Valve stem caps protect the valve’s interior from debris and corrosion caused by moisture and chemicals on the road. Dirt and corrosion around the core can result in leaks.
When Should You Replace a Valve Stem?
Valve stems are one of the smaller and often neglected parts of a tire. However, a cracked or damaged valve stem can be just as problematic to the tire and (your wellbeing) as driving over a sharp object. As such, you shouldn’t neglect a valve stem tire.
Although you can quickly tighten a loose tire stem valve or replace a faulty stem core, there are times when it’s best to replace the entire valve.
Change the valve stem when:
- It appears worn out.
- You take the tire off the car.
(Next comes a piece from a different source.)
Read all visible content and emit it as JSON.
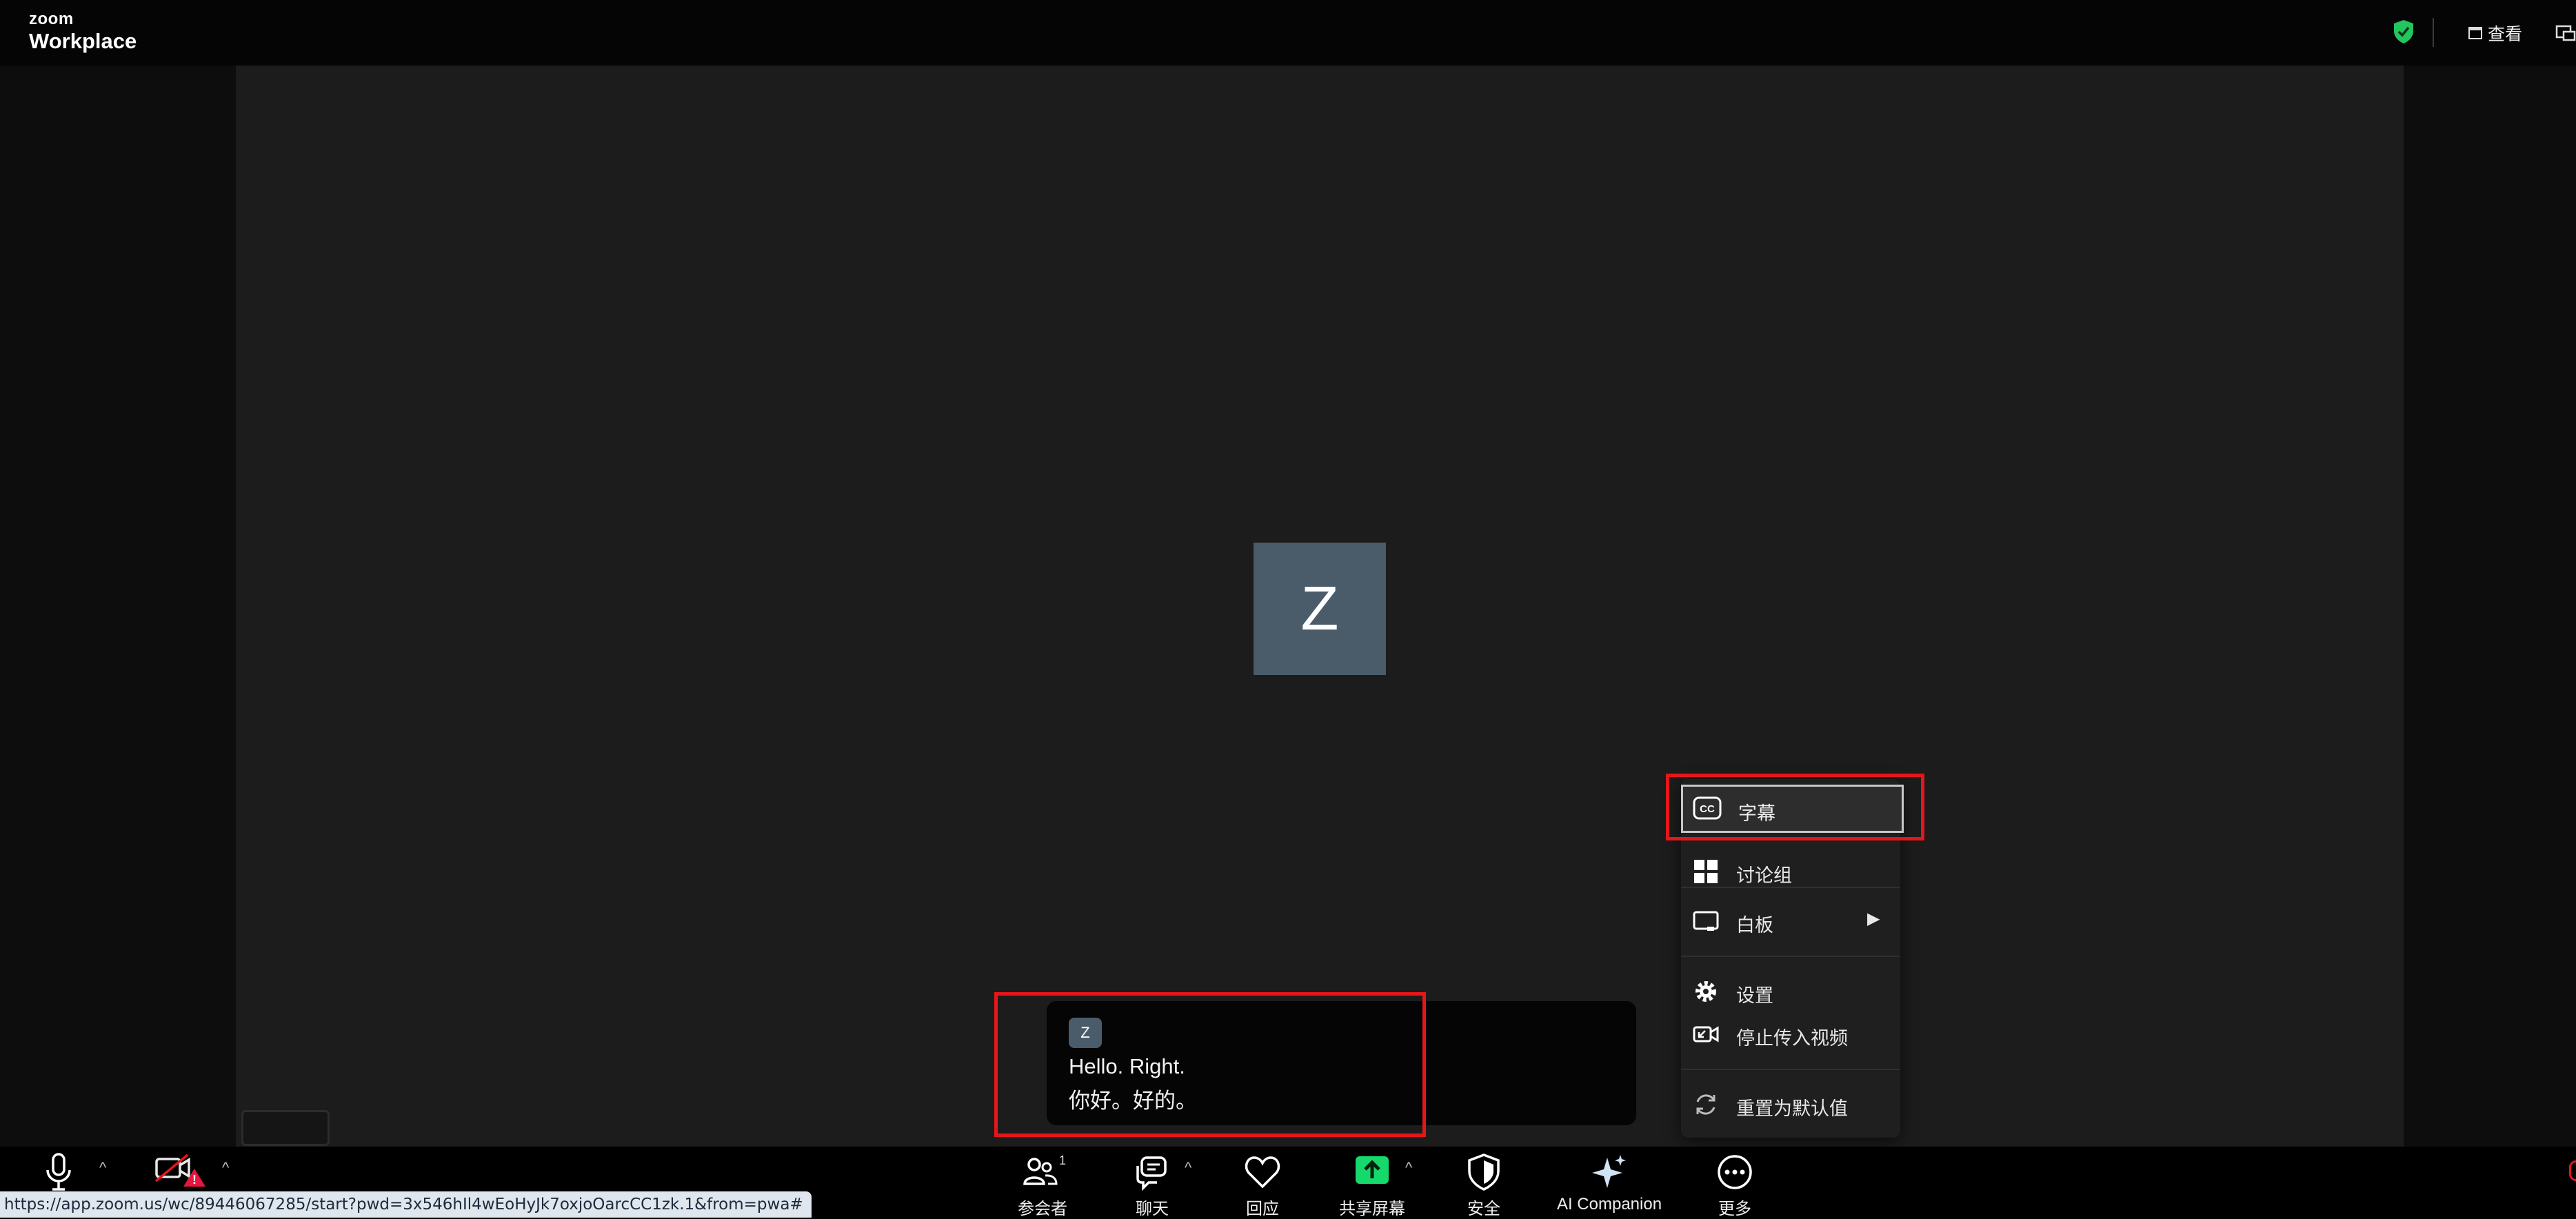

- You service the tire and wheel.
What Causes Valve Leaks?
New tires come with new valve stems. However, with time and continued use, the valve stems can wear out from exposure to chemicals on the road, impact from bumps and potholes and corrosion from moisture. Additionally, the rubber components of valve stems can dry out and crack from continued exposure to the sun.
A damaged or worn-out valve stem will, of course, perform poorly, allowing air to slowly but continuously leak out. Leaks can appear anywhere on the valve stem, and at the point where the valve meets the tire.
The valve stem for tire can get loose as time goes by, leading to slow leaks. How to tighten a loose valve is not a complicated task, and requires only a valve stem tool and your fingers.
Start by turning the valve stem clockwise as much as possible, then use the valve stem tool to complete the tightening process. Take care not to overdo it, as this may damage the valve.
The process of tightening a loose valve stem, or replacing a valve core, is inexpensive, quick, easy and one you can do by yourself at home.